The California guidelines, which are written into state law, are a fantastic exercise in proportionality—with respect not only to gender and ethnicity but to occupations, all accompanied by two strictly enforced rules: (1) the number of references to each group is expected to match the state’s actual demographic realities, and (2) no adverse reflections on any group. The last thing a publisher needs in this situation is to have its prospective texts denounced at the hearings for violating state standards. And so, inevitably, publishers mercilessly censor their own material in an effort to forestall any possible objections.
The details Ravitch lays on the table here are astonishing. Some are also hilarious: educational bureaucrats in California ruled against one edition of The Little Engine That Could—a long-time favorite in the kindergarten leagues—because the andiropomorphic engine in the illustration appeared to be male. Rated equally risible on my scorecard are the guidelines employed by Holt concerning Jews. It appears that textbooks published by the company for use in California may not depict Jews as diamond cutters, jewelers, doctors, dentists, lawyers, classical musicians, tailors, or shopkeepers. Hard-hitting outfielders appear to be okay.
Three publishers—Glencoe, Houghton Mifflin, and Prentice Hall—employ the same individual, who is based at the Council on Islamic Education, to review all references to Islam. Since criticism is unthinkable in writing about religion, the history texts are, in Ravitch’s words, “tongue-tied when dealing with Islamic fundamentalism.” A Harcourt Brace textbook called World History: The Human Experience blandly explains that the radical Islamists want to “return to Muslim traditions” (the nature of the traditions is not identified), and compares them with conservative Protestants in the United States.
The regulations governing textbook production guarantee not only that the books will be staggering bores, but that they will be expensive to produce. The expense problem is magnified by the common requirement that successive new editions bring things up to date—that modern-history texts take note of, say, the latest President, even if in a passing reference. The heavy investment costs, combined with the special expertise needed to navigate the regulatory requirements, means that th]e barriers to enter the industry are high. Ravitch leaves one persuaded that textbook publishers today are a regulated monopoly, not a competitive industry.
She also believes that better texts would emerge in a deregulated environment, and in a final chapter briefly outlines a three-step proposal for bringing this about. The process would begin with elimination of the statewide purchasing process; feature a “sunshine” program in which both publishers and state education departments would make public their bias-and-sensitivity guidelines; and, finally, encourage an educational system in which teachers are better-trained and less dependent on textbooks.
I did not find this convincing—possibly because the proposal is so brief and sketchy, possibly because Ravitch’s program would require an aroused majority of parents who, so far, at least, show no signs of understanding that the textbooks are so terrible.

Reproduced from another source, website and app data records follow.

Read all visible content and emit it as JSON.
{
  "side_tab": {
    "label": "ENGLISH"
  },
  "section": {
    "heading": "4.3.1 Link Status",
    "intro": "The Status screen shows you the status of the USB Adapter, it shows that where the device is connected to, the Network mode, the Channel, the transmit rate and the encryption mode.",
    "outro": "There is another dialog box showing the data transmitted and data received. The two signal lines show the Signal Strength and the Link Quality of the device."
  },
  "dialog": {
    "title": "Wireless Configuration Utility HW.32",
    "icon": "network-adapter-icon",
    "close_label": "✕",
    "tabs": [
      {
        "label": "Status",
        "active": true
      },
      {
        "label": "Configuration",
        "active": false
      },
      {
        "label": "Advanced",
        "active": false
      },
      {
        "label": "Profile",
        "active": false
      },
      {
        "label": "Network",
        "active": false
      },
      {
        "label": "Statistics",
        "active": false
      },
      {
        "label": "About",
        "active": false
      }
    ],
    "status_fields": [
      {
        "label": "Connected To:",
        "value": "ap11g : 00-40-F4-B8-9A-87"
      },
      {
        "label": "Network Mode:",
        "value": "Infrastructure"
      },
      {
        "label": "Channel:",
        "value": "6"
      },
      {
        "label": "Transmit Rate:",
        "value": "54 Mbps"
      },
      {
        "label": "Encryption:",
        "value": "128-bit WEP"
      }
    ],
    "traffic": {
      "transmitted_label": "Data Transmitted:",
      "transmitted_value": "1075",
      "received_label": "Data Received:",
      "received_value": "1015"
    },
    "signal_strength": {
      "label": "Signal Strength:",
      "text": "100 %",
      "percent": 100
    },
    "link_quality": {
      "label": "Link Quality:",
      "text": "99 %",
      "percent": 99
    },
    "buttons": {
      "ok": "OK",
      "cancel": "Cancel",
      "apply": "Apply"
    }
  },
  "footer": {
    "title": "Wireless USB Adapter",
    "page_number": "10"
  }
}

And possibly because, in the pages leading up to the proposal, Ravitch has so persuasively pointed up the deeply entrenched nature of the censorship regime.